━━ Extracted records

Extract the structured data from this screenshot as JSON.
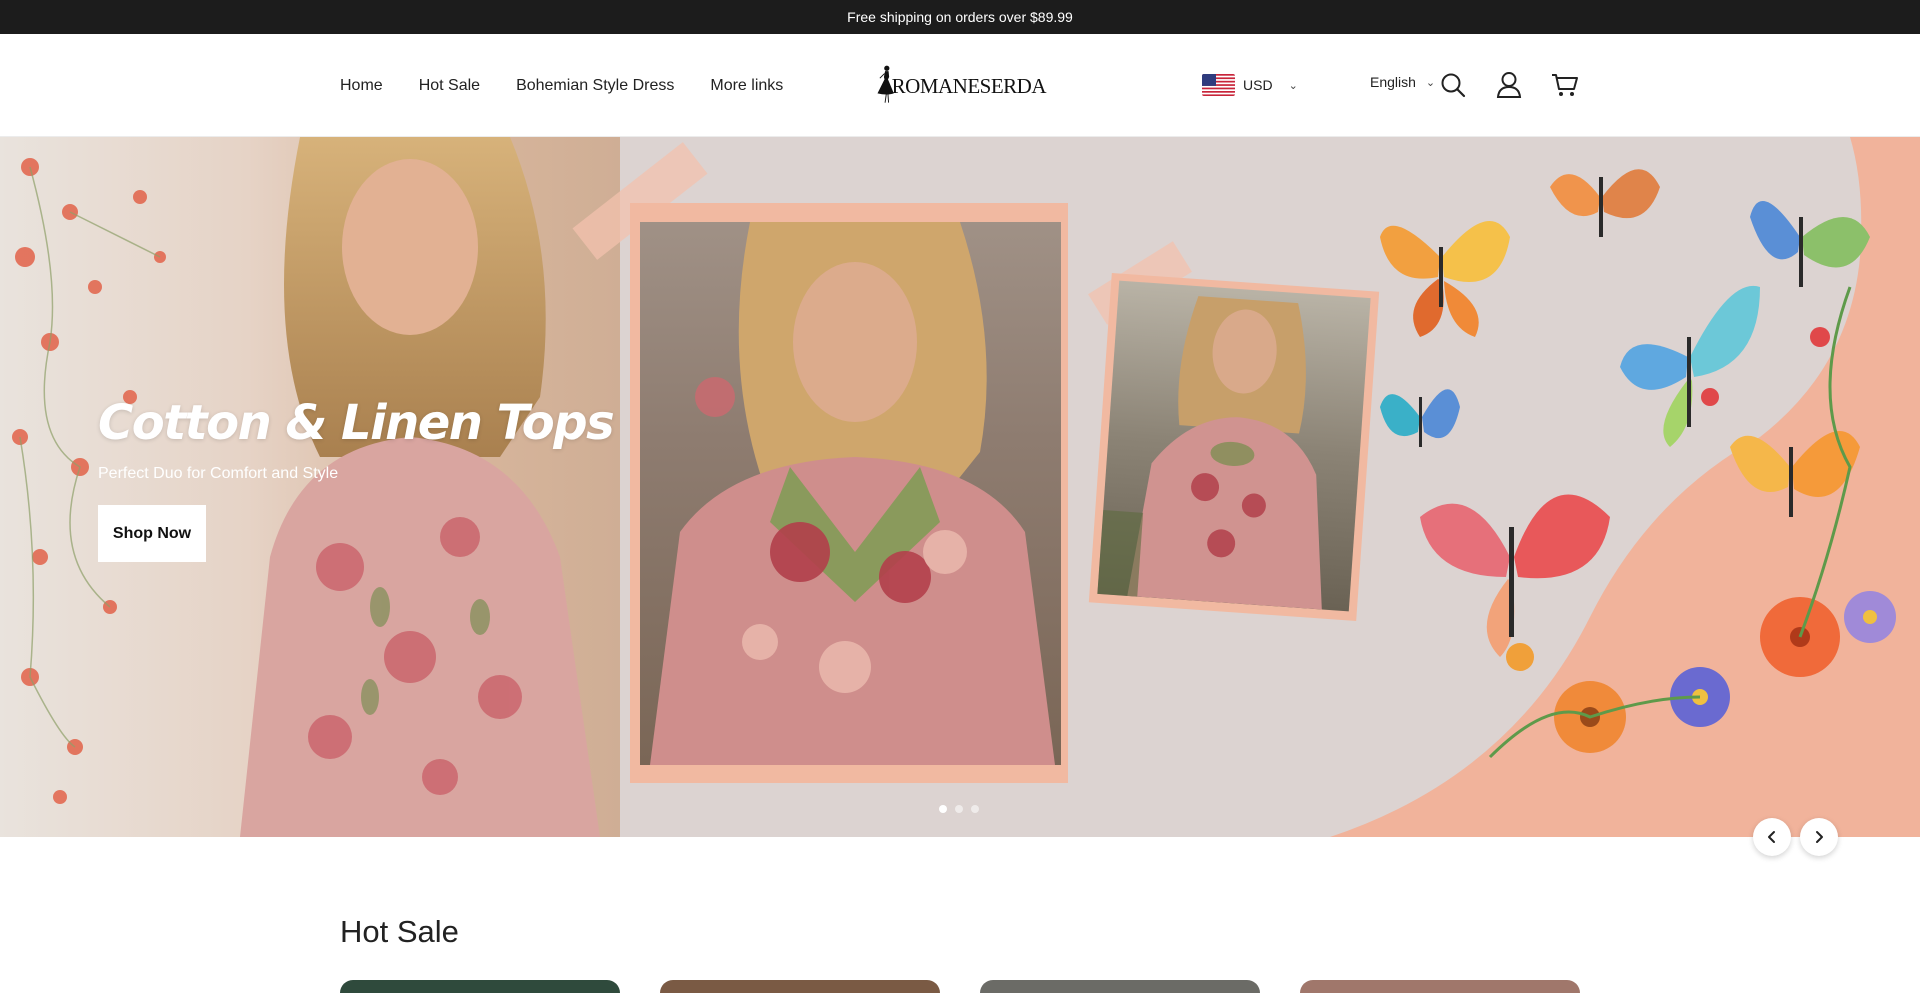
{
  "announcement": {
    "text": "Free shipping on orders over $89.99"
  },
  "nav": {
    "items": [
      {
        "label": "Home"
      },
      {
        "label": "Hot Sale"
      },
      {
        "label": "Bohemian Style Dress"
      },
      {
        "label": "More links"
      }
    ]
  },
  "logo": {
    "text": "ROMANESERDA"
  },
  "header": {
    "currency": "USD",
    "language": "English",
    "icons": [
      "search-icon",
      "account-icon",
      "cart-icon"
    ]
  },
  "hero": {
    "title": "Cotton & Linen Tops",
    "subtitle": "Perfect Duo for Comfort and Style",
    "cta": "Shop Now",
    "slides_total": 3,
    "active_slide": 1
  },
  "hot_sale": {
    "title": "Hot Sale",
    "card_colors": [
      "#2f4a3c",
      "#7a5a44",
      "#6b6b66",
      "#a0776b"
    ]
  },
  "colors": {
    "announcement_bg": "#1c1c1c",
    "frame_peach": "#f1b9a1",
    "hero_bg": "#dcd3d1"
  }
}
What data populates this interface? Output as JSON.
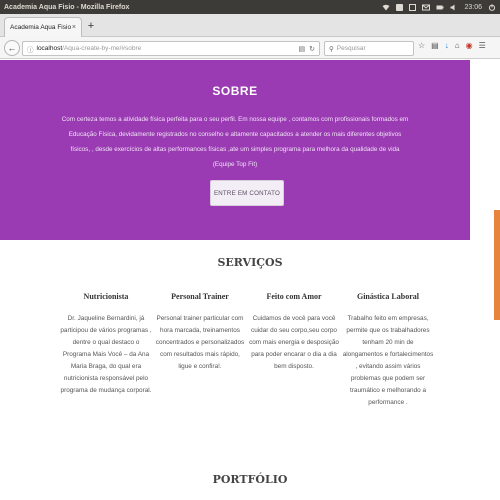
{
  "os": {
    "window_title": "Academia Aqua Fisio - Mozilla Firefox",
    "time": "23:06"
  },
  "browser": {
    "tab_title": "Academia Aqua Fisio",
    "tab_close": "×",
    "new_tab": "+",
    "url_host": "localhost",
    "url_path": "/Aqua-create-by-me/#sobre",
    "search_placeholder": "Pesquisar",
    "toolbar_icons": [
      "star-icon",
      "bookmarks-icon",
      "download-icon",
      "home-icon",
      "pocket-icon",
      "menu-icon"
    ]
  },
  "sobre": {
    "title": "SOBRE",
    "text": "Com certeza temos a atividade física perfeita para o seu perfil. Em nossa equipe , contamos com profissionais formados em Educação Física, devidamente registrados no conselho e altamente capacitados a atender os mais diferentes objetivos físicos, , desde exercícios de altas performances físicas ,ate um simples programa para melhora da qualidade de vida (Equipe Top Fit)",
    "button_label": "ENTRE EM CONTATO"
  },
  "servicos": {
    "title": "SERVIÇOS",
    "items": [
      {
        "title": "Nutricionista",
        "text": "Dr. Jaqueline Bernardini, já participou de vários programas , dentre o qual destaco o Programa Mais Você – da Ana Maria Braga, do qual era nutricionista responsável pelo programa de mudança corporal."
      },
      {
        "title": "Personal Trainer",
        "text": "Personal trainer particular com hora marcada, treinamentos concentrados e personalizados com resultados mais rápido, ligue e confira!."
      },
      {
        "title": "Feito com Amor",
        "text": "Cuidamos de você para você cuidar do seu corpo,seu corpo com mais energia e desposição para poder encarar o dia a dia bem disposto."
      },
      {
        "title": "Ginástica Laboral",
        "text": "Trabalho feito em empresas, permite que os trabalhadores tenham 20 min de alongamentos e fortalecimentos , evitando assim vários problemas que podem ser traumático e melhorando a performance ."
      }
    ]
  },
  "portfolio": {
    "title": "PORTFÓLIO"
  },
  "colors": {
    "sobre_bg": "#9a3bb3",
    "scroll_accent": "#e8853c",
    "os_bar": "#3c3b37"
  }
}
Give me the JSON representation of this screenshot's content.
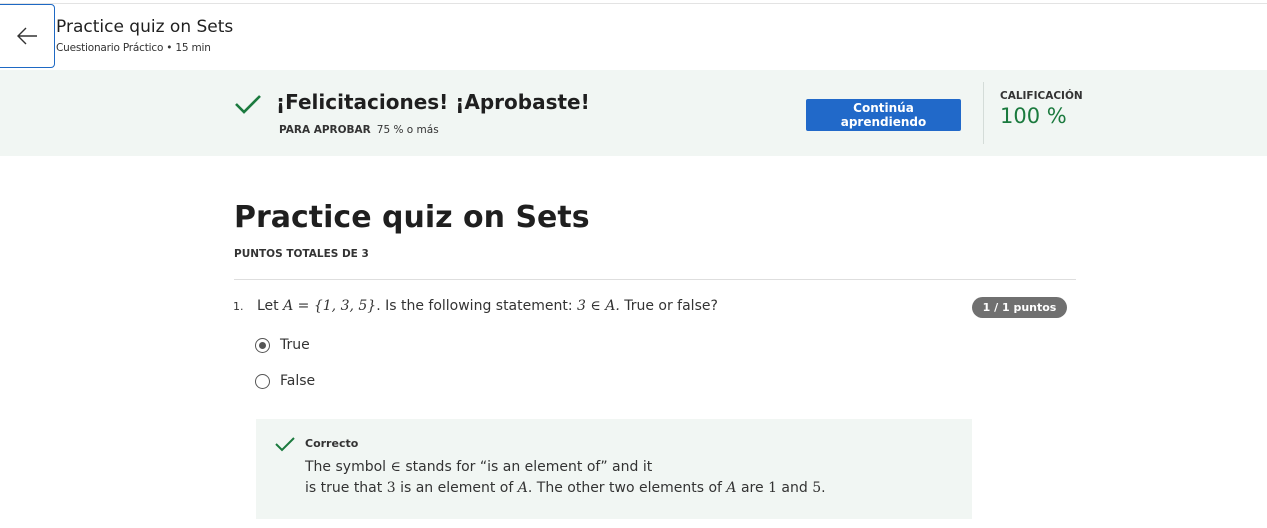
{
  "header": {
    "title": "Practice quiz on Sets",
    "subtitle": "Cuestionario Práctico • 15 min"
  },
  "banner": {
    "heading": "¡Felicitaciones! ¡Aprobaste!",
    "pass_label": "PARA APROBAR",
    "pass_value": "75 % o más",
    "continue_button": "Continúa aprendiendo",
    "grade_label": "CALIFICACIÓN",
    "grade_value": "100 %",
    "accent_color": "#1b7a3e",
    "button_color": "#2169c9"
  },
  "quiz": {
    "title": "Practice quiz on Sets",
    "total_points": "PUNTOS TOTALES DE 3",
    "questions": [
      {
        "number": "1.",
        "text_1": "Let ",
        "math_1": "A = {1, 3, 5}",
        "text_2": ". Is the following statement:  ",
        "math_2": "3 ∈ A.",
        "text_3": "  True or false?",
        "score": "1 / 1 puntos",
        "options": [
          {
            "label": "True",
            "selected": true
          },
          {
            "label": "False",
            "selected": false
          }
        ],
        "feedback": {
          "status": "Correcto",
          "line1_a": "The symbol ",
          "line1_sym": "∈",
          "line1_b": " stands for “is an element of” and it",
          "line2_a": "is true that ",
          "line2_n3": "3",
          "line2_b": " is an element of ",
          "line2_A1": "A",
          "line2_c": ". The other two elements of ",
          "line2_A2": "A",
          "line2_d": " are ",
          "line2_n1": "1",
          "line2_e": " and ",
          "line2_n5": "5",
          "line2_f": "."
        }
      }
    ]
  }
}
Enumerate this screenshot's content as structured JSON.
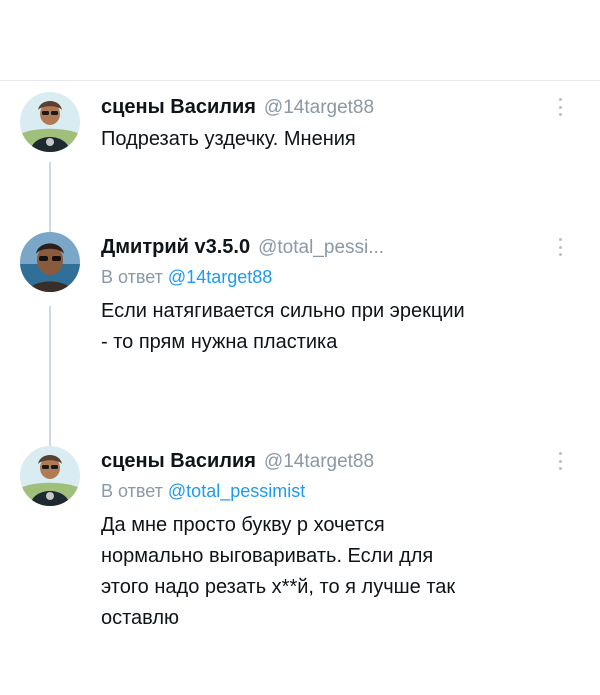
{
  "tweets": [
    {
      "display_name": "сцены Василия",
      "handle": "@14target88",
      "body": "Подрезать уздечку. Мнения",
      "avatar_icon": "avatar-photo-icon"
    },
    {
      "display_name": "Дмитрий v3.5.0",
      "handle": "@total_pessi...",
      "reply_prefix": "В ответ",
      "reply_to": "@14target88",
      "body": "Если натягивается сильно при эрекции\n- то прям нужна пластика",
      "avatar_icon": "avatar-photo-icon"
    },
    {
      "display_name": "сцены Василия",
      "handle": "@14target88",
      "reply_prefix": "В ответ",
      "reply_to": "@total_pessimist",
      "body": "Да мне просто букву р хочется\nнормально выговаривать. Если для\nэтого надо резать х**й, то я лучше так\nоставлю",
      "avatar_icon": "avatar-photo-icon"
    }
  ],
  "icons": {
    "more": "more-vertical-icon",
    "thread": "thread-connector"
  },
  "colors": {
    "text": "#0f1419",
    "secondary": "#8b98a5",
    "link": "#1d9bf0",
    "thread_line": "#cfd9de"
  }
}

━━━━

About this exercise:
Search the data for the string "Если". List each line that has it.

Answer section:
      "body": "Если натягивается сильно при эрекции\n- то прям нужна пластика",
      "body": "Да мне просто букву р хочется\nнормально выговаривать. Если для\nэтого надо резать х**й, то я лучше так\nоставлю",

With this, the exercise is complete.